Cassandra Mark-Thiesen provides a highly detailed account of labor schemes and the role of African actors within those in the emerging mechanized gold mining industry in the Wassa region of the Gold Coast. She follows a strictly labor-centered approach throughout the book and thereby contributes to the recently increasing number of publications in mining studies which put labor in the center of their research agendas. The historical perspective, however, makes Mark-Thiesen’s book stand out from other current books and plays a crucial role regarding her aim, namely paying attention to actors whose relevance has all-too-often been played down. In doing so, the author manages to challenge the general assumption of extractive industries being imposed externally in colonial contexts and provides an alternative narrative to the prominent studies of labor migration in the Rhodesian and South African mining industries. Since the topic and approach of the book are very specific, it addresses a respective audience, interested in Africa, colonial history, mining, labor and particularly African agency in colonial contexts.
The book, divided into five chapters plus introduction and conclusion, attempts to outline the emergence, development, and transformation of labor regimes between 1879 and 1909. The first chapter comprises an outline of relevant historical and contextual information, whereas the remaining four are dedicated to different actors and transitions in labor regimes and recruiting schemes. In these chapters, Mark-Thiesen focuses on labor agents as middle-men and intermediaries between mining companies and workers, and their relationships to both parties in great detail. Chapter two discusses the recruiting of contract labor, mostly Liberian Kru, by Liberian labor agents, its setup, challenges, and regulations. Building upon the crisis of the Liberian scheme, chapter three focuses on the actors seeking opportunities in sourcing and providing labor, namely independent recruiters including women and Europeans. Chapter four addresses the belated attempts of the colonial government of the Gold Coast to get engaged in and regulate labor recruitment and resolve labor shortages by importing Asian workers. The final, and unfortunately very short chapter (12 pages) looks at the expansion of recruitment schemes to the newly territorialized northern parts of the Gold Coast that became welcome labor reserves.
Mark-Thiesen throughout the book successfully accomplishes to bring out the crucial role African labor recruiters played in shaping the emerging mechanized gold mining industry in the Gold Coast. The accounts of individual labor agents such as the Hausa Madam Mariam particularly add to the lively and dense descriptions. Overall, the detailed outlines provide fertile ground for further investigation and comparative studies to labor migration schemes in Southern Africa within the same period. The multitude of archival material used for the book, ranging from company records, correspondences between African miners and their rural families, court records, private records and travel accounts of European miners, enables Mark-Thiesen to stray from the normative, ‘official’ version of the history of mining in the Gold Coast and the role that Africans played in its development. The author addresses crucial factors shaping the recruitment schemes such as labor hierarchies and gang structures, the role of stereotypes, ethnicity and their strategic use, as well as daily routines. Particular credit needs to be paid to Mark-Thiesen’s effort to elaborate on and strengthen the role of African women in mining during the colonial period, who have been marginalized so far in manifold ways in colonial histories in general, and those of mining in particular.

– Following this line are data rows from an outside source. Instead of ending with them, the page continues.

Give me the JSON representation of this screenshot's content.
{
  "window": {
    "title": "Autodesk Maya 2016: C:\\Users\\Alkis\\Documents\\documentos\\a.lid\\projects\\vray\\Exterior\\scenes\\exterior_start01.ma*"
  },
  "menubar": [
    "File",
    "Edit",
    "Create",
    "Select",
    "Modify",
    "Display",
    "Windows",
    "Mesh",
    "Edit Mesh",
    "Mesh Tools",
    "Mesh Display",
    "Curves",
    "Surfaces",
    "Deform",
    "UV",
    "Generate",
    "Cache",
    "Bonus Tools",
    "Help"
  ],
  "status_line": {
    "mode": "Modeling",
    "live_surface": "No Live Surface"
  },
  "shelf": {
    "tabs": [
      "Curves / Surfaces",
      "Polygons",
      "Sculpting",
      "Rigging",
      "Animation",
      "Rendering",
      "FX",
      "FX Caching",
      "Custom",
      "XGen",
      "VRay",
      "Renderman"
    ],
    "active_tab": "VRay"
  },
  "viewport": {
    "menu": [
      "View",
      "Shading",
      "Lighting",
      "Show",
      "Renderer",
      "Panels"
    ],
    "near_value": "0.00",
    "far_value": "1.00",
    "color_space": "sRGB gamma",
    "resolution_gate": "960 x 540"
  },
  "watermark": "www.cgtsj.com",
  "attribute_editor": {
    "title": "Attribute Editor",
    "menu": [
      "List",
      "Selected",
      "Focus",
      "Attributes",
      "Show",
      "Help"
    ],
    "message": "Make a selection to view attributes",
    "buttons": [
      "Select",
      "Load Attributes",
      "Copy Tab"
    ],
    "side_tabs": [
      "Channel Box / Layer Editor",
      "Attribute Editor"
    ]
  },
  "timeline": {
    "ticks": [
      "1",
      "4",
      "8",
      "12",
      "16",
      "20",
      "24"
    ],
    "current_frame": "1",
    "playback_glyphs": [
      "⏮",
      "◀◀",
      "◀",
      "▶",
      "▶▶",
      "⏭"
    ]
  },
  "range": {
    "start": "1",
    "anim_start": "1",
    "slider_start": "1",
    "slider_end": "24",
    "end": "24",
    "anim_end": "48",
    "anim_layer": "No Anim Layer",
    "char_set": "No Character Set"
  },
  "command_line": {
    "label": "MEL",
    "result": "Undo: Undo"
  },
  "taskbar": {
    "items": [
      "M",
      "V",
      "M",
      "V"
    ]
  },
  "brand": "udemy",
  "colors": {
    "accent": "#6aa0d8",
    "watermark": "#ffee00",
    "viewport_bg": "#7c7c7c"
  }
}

Despite being a great read and enriching multiple disciplines and interdisciplinary fields, Mediators, Contract Men, and Colonial Capital leaves some things to be desired. Its strength on detail and confinement on labor is the book’s biggest weakness, as the author tends to get lost in details when the use of direct citations from the material extensive descriptions become too dense. Deeper discussions especially in the fifth chapter would have been instructive. Moreover, some interesting topics, such as the failure of forced labor, are only peripherally touched upon, leaving the reader vainly waiting for more information.
Overall, Cassandra Mark-Thiesen delivers a readable and insightful study of African-run labor recruitment schemes in colonial Ghana’s emerging mining industry. It enriches the current trend of labor-centered studies of mining with its historical angle and provides a welcome addition to established narratives of mining-related labor migration schemes in Southern Africa and colonial dominance in the mining business.